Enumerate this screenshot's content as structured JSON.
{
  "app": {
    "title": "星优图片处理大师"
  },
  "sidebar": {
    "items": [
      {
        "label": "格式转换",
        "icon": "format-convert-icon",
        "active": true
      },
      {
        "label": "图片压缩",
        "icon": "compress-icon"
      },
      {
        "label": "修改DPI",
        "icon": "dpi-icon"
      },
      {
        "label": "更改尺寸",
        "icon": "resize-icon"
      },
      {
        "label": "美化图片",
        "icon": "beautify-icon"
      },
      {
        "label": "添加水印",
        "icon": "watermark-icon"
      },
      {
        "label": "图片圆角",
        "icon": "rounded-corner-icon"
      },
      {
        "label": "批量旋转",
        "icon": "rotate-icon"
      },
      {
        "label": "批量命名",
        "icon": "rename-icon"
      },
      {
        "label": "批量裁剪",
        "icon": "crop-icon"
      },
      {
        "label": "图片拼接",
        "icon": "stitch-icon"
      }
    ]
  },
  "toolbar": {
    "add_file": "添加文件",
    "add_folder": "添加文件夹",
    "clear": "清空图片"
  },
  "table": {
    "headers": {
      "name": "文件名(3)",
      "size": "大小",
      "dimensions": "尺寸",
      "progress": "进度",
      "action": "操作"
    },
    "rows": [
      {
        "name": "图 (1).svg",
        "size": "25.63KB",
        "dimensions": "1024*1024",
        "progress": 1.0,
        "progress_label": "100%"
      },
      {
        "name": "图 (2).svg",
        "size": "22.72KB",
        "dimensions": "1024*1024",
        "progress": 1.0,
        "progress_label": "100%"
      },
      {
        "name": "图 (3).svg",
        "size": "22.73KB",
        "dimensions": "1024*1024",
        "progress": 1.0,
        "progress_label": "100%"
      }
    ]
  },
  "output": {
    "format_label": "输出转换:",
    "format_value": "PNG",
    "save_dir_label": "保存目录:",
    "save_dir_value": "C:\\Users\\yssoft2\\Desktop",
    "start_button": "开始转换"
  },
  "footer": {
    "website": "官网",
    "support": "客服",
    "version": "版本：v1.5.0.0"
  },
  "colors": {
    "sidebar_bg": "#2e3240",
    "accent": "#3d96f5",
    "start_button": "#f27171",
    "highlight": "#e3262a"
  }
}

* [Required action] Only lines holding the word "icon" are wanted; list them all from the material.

* [Expected output]
        "icon": "format-convert-icon",
        "icon": "compress-icon"
        "icon": "dpi-icon"
        "icon": "resize-icon"
        "icon": "beautify-icon"
        "icon": "watermark-icon"
        "icon": "rounded-corner-icon"
        "icon": "rotate-icon"
        "icon": "rename-icon"
        "icon": "crop-icon"
        "icon": "stitch-icon"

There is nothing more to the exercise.